Steven E. Brooks, MD, the Anne S. Cohen Professor and Chief of Pediatric Ophthalmology, believes this program could have a big impact. The amount of funding is “substantial,” Dr. Brooks says, adding that “it will help build a solid foundation for a robust and enduring program encompassing research, patient care, advocacy, and teaching, all to the benefit of children.”
Jonas Children’s Vision Care is designed to help fill an important and underfinanced area because most vision programs are cross-generational and do not focus specifically on promoting children’s visual health, notes Darlene Curley, CEO of the Jonas Family Fund.

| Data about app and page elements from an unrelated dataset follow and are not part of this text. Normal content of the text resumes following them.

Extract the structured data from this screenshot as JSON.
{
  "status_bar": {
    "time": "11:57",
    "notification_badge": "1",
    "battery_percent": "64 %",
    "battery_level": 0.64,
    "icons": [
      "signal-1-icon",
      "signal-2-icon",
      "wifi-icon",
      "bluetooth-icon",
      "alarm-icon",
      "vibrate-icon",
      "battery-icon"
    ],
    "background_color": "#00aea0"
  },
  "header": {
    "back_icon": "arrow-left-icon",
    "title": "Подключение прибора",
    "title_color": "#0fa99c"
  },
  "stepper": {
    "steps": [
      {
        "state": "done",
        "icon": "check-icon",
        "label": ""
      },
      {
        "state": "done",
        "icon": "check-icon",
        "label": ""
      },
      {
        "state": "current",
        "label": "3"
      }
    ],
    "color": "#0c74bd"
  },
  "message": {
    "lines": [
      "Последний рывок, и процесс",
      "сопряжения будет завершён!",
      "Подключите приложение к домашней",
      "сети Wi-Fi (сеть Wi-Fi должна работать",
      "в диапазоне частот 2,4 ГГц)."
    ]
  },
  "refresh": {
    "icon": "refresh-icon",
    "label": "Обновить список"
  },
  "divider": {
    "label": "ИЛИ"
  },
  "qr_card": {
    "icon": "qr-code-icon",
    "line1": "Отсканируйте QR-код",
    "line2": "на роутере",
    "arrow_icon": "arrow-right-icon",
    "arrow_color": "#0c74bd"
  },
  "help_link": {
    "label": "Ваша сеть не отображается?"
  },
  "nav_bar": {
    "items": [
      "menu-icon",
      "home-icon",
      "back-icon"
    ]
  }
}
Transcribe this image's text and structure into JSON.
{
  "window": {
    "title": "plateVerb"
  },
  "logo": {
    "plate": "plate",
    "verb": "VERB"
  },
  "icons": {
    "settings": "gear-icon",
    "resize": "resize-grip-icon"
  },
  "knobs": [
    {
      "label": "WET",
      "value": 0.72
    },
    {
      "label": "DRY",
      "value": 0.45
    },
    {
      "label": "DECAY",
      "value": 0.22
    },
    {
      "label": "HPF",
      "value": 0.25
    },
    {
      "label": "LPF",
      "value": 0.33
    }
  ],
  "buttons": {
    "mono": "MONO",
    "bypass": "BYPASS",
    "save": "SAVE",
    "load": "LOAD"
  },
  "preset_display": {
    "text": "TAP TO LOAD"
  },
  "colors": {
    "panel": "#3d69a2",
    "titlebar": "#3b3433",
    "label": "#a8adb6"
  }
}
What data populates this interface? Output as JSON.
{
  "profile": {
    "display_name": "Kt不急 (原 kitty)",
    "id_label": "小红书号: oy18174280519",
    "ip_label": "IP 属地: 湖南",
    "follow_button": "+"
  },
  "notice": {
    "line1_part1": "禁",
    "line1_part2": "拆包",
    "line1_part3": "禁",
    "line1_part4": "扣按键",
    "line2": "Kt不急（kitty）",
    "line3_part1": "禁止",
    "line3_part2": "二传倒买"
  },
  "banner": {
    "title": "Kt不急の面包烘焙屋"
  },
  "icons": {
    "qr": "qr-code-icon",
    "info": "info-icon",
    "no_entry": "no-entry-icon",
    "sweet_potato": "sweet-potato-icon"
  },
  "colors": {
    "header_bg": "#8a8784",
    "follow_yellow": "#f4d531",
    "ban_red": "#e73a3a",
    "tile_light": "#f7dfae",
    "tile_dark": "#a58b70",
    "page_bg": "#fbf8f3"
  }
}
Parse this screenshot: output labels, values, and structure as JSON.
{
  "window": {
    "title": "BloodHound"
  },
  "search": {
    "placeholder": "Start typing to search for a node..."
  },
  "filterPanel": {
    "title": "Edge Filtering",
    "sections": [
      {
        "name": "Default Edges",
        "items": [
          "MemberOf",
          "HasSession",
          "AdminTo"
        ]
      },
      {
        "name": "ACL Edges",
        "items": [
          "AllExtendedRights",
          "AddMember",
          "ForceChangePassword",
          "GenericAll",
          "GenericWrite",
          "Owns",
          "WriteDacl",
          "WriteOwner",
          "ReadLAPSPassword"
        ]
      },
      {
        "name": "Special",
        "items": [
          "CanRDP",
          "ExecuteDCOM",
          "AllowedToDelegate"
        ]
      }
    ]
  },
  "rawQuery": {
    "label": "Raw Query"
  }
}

Overall, she notes, the program will take a five-pronged approach to protecting vision:
- Clinical care and genetic testing, including patient care services, gene sequencing, and genetic counseling for families with genetic mutations linked to vision problems;
- Training/education of clinicians and scientists investigating childhood blindness;
- Clinical and scientific research to develop novel treatments and cures for sight-threatening diseases in children, including precision medicine-based therapies for children with genetic mutations associated with blindness;
- Collaboration with national organizations committed to pediatric vision care such as the American Association for Pediatric Ophthalmology and Strabismus, the National Children’s Eye Care Foundation, and Lighthouse Guild International;
- Advocacy and resources for low-income families, such as low-vision aids and glasses for infants.
The Jonas Children’s initiative, Dr. Cioffi says, will draw upon Columbia Ophthalmology’s
many strengths. Those include strong clinical care from infancy throughout life, genetic testing of individuals with eye disease for diagnosis and treatment, the resources of a wide array of laboratories, and the University’s many initiatives in an interdisciplinary field called translational research.
According to Dr. Cioffi, a major feature of the project lies in its combination of clinical care with the work of geneticists engaged in basic research. “We’re going to tie it all together,” he says, “through education, testing, advocacy, great basic science, and the delivery of outstanding clinical care.”
Click here to read the original Viewpoint article.
About the Barbara and Donald Jonas Family Fund
The Barbara and Donald Jonas Family Fund was established in 2005 with monies raised through an auction at Christie’s of a portion of the family’s noted contemporary art collection. The Fund’s lead initiative is the Jonas Center for Nursing and Veterans Healthcare, a first-of-its-kind philanthropic program dedicated to advancing nursing scholarship, leadership and innovation. Other areas of focus include environmental health and low vision and blindness. To date, the Jonas Family Fund has awarded $25 million in grants.